A Nunavut preschool is the winner of this year’s $1 million Arctic Inspiration Prize.
The winners of five awards worth a collective $2.6 million were announced at a ceremony Tuesday night at the Yukon Arts Centre in Whitehorse.
Pirurvik: A Place to Grow is an early childhood education centre in Pond Inlet, Nunavut. The program, which began in 2016, is based on the Inuit Qaujimajatuqangit principle pilimmaksarniq, which allows children to learn at their own pace, according to the prize’s website.
« The Pirurvik preschool was born from a dream, » said an emotional Tessa Lochhead, a co-director at the centre, with her baby strapped to her back. « We had this dream for our children, and now we have realized that dream. »
According to their website, Pirurvik’s program aims to « change the lives of children » in Nunavut by offering education rooted in traditional child-rearing practices and is responsive to the needs of each community.
« Children learn at their own pace, they’re guided by their natural curiosity, » Lochhead told CBC in November.
« [Children] see seal skins on stretchers that they’re able to learn how to stretch and weave, » Karen Nutarak, who works alongside Lochhead at Pirurvik, previously told CBC. « They see Inuktitut syllabics. »
The project’s goal is to expand programming for toddlers and infants in seven Nunavut communities and, eventually, across the territory.
The Arctic Inspiration Prize rewards northern projects committed to addressing the « causes rather than the symptoms » of issues facing the North. This year’s awards mark the first time the awards ceremony has been held in the North.
The prize is the brainchild of Arnold Witzig and his wife Simi Sharifi, who donated millions to fund the awards.
Cambridge Bay youth win $100,000
Pirurvik was not the only winner at Tuesday night’s ceremony.
A youth prize of $100,000 was awarded to From Scrap to Art, a program in Cambridge Bay, Nunavut, that teaches workshop skills by getting youth to convert scrap metal into art.
« Sculpture represents our resilience, our time, and our future, » said Andrew Kitigon, who is involved in the program, as he received the award.
« For youth like us, there’s not a lot of places or things we can do in a small community… our imagination runs a million miles a minute, but in the end, what do we do with all the ideas? »
« It changed our lives, » said Kaitak Allukpik, another student. « We thank God every day we’ve been given the gift to become leaders and share knowledge with other youth and young people like us. »
Federal government matches $500k prize in surprise announcement
Three projects won in the AIP category, which allows for a prize of up to $500,000.
Yukon’s Tr’ondek Hwech’in Teaching and Working Farm received $500,000 for its program that offers farm training and locally-grown food to community members.
In an emotional surprise announcement made as they collected their award, Yukon MP Larry Bagnell said the federal government would be matching the prize.

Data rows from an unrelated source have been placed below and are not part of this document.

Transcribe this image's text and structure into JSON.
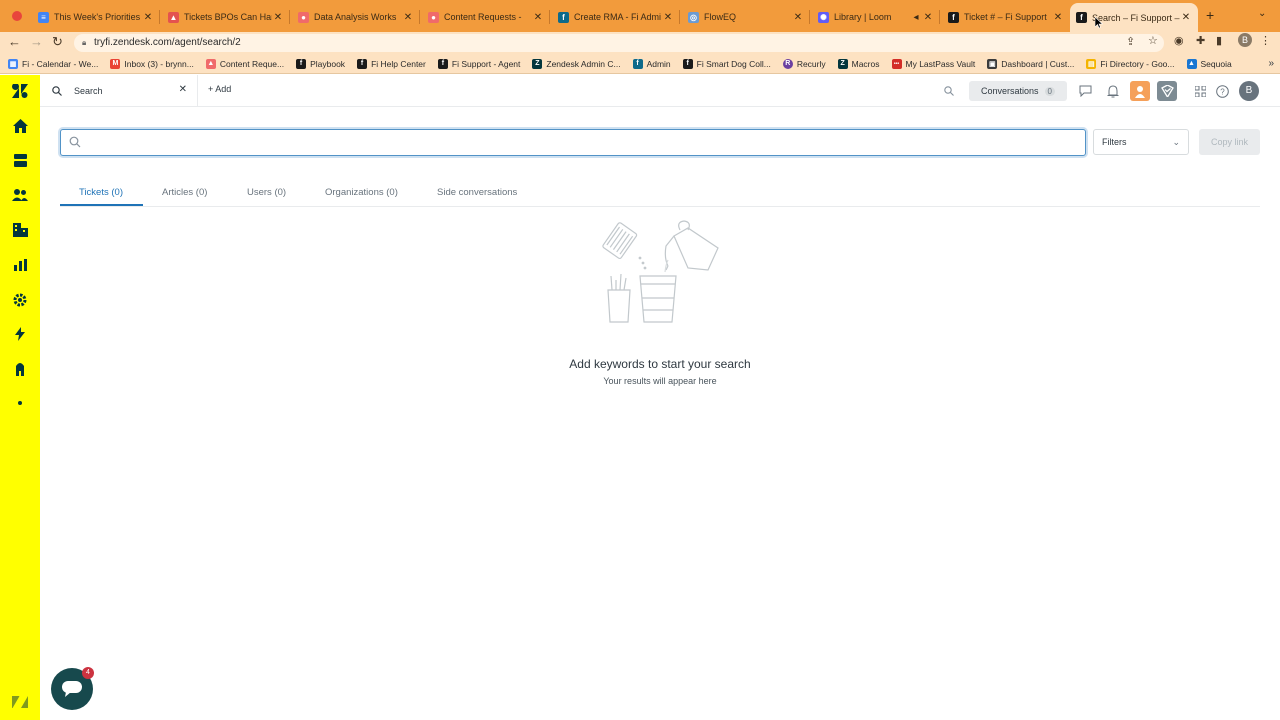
{
  "browser": {
    "tabs": [
      {
        "title": "This Week's Priorities",
        "color": "#4285f4",
        "glyph": "≡"
      },
      {
        "title": "Tickets BPOs Can Han",
        "color": "#e4534f",
        "glyph": "▲"
      },
      {
        "title": "Data Analysis Works",
        "color": "#f06a6a",
        "glyph": "●"
      },
      {
        "title": "Content Requests -",
        "color": "#f06a6a",
        "glyph": "●"
      },
      {
        "title": "Create RMA - Fi Admi",
        "color": "#0e6a8a",
        "glyph": "f"
      },
      {
        "title": "FlowEQ",
        "color": "#6c9bd2",
        "glyph": "◎"
      },
      {
        "title": "Library | Loom",
        "color": "#625df5",
        "glyph": "✺"
      },
      {
        "title": "Ticket # – Fi Support",
        "color": "#1a1a1a",
        "glyph": "f"
      },
      {
        "title": "Search – Fi Support –",
        "color": "#1a1a1a",
        "glyph": "f"
      }
    ],
    "url": "tryfi.zendesk.com/agent/search/2",
    "bookmarks": [
      {
        "label": "Fi - Calendar - We...",
        "color": "#4285f4",
        "glyph": "▦"
      },
      {
        "label": "Inbox (3) - brynn...",
        "color": "#ea4335",
        "glyph": "M"
      },
      {
        "label": "Content Reque...",
        "color": "#f06a6a",
        "glyph": "▲"
      },
      {
        "label": "Playbook",
        "color": "#1a1a1a",
        "glyph": "f"
      },
      {
        "label": "Fi Help Center",
        "color": "#1a1a1a",
        "glyph": "f"
      },
      {
        "label": "Fi Support - Agent",
        "color": "#1a1a1a",
        "glyph": "f"
      },
      {
        "label": "Zendesk Admin C...",
        "color": "#03363d",
        "glyph": "Z"
      },
      {
        "label": "Admin",
        "color": "#0e6a8a",
        "glyph": "f"
      },
      {
        "label": "Fi Smart Dog Coll...",
        "color": "#1a1a1a",
        "glyph": "f"
      },
      {
        "label": "Recurly",
        "color": "#6b3fa0",
        "glyph": "R"
      },
      {
        "label": "Macros",
        "color": "#03363d",
        "glyph": "Z"
      },
      {
        "label": "My LastPass Vault",
        "color": "#d32d27",
        "glyph": "•••"
      },
      {
        "label": "Dashboard | Cust...",
        "color": "#3b3b3b",
        "glyph": "▣"
      },
      {
        "label": "Fi Directory - Goo...",
        "color": "#f4b400",
        "glyph": "▤"
      },
      {
        "label": "Sequoia",
        "color": "#1976d2",
        "glyph": "▲"
      }
    ]
  },
  "topbar": {
    "search_tab_label": "Search",
    "add_label": "Add",
    "conversations_label": "Conversations",
    "conversations_count": "0",
    "avatar_initial": "B",
    "profile_initial": "B"
  },
  "search": {
    "value": "",
    "filters_label": "Filters",
    "copy_link_label": "Copy link"
  },
  "result_tabs": [
    {
      "label": "Tickets (0)"
    },
    {
      "label": "Articles (0)"
    },
    {
      "label": "Users (0)"
    },
    {
      "label": "Organizations (0)"
    },
    {
      "label": "Side conversations"
    }
  ],
  "empty_state": {
    "title": "Add keywords to start your search",
    "subtitle": "Your results will appear here"
  },
  "chat": {
    "badge": "4"
  },
  "colors": {
    "nav_bg": "#ffff00",
    "tab_strip": "#f29b3c",
    "accent": "#1f73b7"
  }
}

« We couldn’t have done this if the Inspiration Prize money hadn’t been there, » said Bagnell, adding that the program could be imitated « across the North. »
The $1 million will go toward the construction of a cold-climate greenhouse on Tr’ondek Hwech’in traditional territory.

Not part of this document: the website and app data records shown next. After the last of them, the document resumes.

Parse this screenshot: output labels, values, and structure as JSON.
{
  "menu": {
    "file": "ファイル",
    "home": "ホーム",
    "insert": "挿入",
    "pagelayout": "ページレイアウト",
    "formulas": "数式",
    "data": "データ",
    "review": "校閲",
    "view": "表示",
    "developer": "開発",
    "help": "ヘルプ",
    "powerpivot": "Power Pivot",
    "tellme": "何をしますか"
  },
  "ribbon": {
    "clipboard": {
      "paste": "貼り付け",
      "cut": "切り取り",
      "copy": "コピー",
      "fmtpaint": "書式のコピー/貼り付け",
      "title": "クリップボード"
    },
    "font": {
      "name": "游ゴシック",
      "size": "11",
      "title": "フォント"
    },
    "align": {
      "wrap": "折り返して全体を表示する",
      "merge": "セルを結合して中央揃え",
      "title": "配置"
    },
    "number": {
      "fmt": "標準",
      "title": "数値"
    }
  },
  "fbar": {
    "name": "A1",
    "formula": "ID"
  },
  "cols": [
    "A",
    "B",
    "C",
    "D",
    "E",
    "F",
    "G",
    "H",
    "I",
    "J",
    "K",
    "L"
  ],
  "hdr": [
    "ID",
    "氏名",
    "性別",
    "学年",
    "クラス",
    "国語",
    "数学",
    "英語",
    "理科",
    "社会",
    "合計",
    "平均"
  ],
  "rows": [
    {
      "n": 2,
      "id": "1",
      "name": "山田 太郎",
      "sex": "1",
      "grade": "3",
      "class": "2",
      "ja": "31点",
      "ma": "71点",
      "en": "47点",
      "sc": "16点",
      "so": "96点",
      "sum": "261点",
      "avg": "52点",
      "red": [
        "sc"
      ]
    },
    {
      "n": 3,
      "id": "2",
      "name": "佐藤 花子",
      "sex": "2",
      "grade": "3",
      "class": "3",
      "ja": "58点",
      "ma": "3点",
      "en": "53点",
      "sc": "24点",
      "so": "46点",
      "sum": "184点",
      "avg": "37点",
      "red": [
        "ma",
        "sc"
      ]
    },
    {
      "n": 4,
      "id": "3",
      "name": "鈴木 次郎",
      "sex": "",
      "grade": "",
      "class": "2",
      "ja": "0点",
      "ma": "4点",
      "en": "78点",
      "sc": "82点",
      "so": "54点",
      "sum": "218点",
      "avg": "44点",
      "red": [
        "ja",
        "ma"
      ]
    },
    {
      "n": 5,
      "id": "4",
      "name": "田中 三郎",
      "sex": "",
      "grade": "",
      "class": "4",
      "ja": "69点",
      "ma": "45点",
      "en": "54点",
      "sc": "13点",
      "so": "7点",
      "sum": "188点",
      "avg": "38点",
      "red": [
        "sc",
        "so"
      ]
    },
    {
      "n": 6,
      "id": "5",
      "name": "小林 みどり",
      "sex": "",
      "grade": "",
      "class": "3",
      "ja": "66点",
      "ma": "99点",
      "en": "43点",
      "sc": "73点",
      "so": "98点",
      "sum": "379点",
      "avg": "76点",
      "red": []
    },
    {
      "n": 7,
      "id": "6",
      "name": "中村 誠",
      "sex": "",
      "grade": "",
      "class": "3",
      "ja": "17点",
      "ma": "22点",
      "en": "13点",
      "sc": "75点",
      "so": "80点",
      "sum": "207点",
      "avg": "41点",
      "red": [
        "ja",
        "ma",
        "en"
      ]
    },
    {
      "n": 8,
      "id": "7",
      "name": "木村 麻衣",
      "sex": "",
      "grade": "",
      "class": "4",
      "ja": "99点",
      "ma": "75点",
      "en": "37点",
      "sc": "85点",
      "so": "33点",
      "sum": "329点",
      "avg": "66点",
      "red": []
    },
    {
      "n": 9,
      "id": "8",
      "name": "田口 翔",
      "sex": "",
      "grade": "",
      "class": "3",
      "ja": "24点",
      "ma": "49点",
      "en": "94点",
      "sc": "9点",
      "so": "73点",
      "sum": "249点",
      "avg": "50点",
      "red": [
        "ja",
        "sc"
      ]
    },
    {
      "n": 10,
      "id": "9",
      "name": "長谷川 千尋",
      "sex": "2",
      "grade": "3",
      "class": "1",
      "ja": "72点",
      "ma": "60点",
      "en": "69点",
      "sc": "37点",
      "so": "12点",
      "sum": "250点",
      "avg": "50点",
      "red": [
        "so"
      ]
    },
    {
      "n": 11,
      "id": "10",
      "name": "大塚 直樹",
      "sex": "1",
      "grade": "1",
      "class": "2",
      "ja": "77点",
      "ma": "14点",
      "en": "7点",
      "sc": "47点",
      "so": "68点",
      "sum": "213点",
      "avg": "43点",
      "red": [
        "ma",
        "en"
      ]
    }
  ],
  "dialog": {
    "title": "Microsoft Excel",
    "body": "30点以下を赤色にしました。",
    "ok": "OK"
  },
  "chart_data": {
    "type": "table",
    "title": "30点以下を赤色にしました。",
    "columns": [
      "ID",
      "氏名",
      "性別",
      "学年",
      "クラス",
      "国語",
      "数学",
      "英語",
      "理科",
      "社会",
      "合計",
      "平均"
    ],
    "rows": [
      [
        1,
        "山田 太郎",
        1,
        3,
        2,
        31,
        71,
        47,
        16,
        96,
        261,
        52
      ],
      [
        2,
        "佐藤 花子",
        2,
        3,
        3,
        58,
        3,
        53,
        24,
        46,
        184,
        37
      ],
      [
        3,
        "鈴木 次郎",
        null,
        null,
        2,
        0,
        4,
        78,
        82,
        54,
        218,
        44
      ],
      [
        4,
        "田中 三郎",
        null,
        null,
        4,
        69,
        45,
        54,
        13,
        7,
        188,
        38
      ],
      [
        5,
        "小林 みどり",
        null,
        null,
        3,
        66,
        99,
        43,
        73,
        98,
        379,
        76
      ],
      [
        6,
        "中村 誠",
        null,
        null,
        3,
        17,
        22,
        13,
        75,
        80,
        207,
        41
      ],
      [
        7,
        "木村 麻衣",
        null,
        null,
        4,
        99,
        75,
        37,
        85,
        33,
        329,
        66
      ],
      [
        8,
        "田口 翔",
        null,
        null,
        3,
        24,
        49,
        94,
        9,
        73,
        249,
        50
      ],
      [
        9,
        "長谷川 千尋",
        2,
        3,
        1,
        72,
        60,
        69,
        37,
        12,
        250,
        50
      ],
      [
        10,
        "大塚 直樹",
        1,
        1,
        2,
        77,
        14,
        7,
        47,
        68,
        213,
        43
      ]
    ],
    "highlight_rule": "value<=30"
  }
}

Two other projects won prizes in the AIP category. Nunavik’s Nunami Sukijainiq won $466,000 for a land-based ecology program.
The program will offer camps pairing elders with youth from Inuit communities in northern Quebec, covering topics like permafrost, lake ecology, and contaminants.
The final $500,000 prize was awarded to a project called Traditional Techniques Tweaked to Galvanize Indigenous Northern Artisans, led by Sue McNeil.
Based in the Inuvialuit Settlement Region and Gwich’in Settlement Area, the project would create an association for local artists and crafters to assist them in developing their business.
Disclosure: CBC North is a proud sponsor of the Arctic Inspiration Prize. Juanita Taylor, host of CBC’s Northbeat, was the emcee of Tuesday night’s ceremony.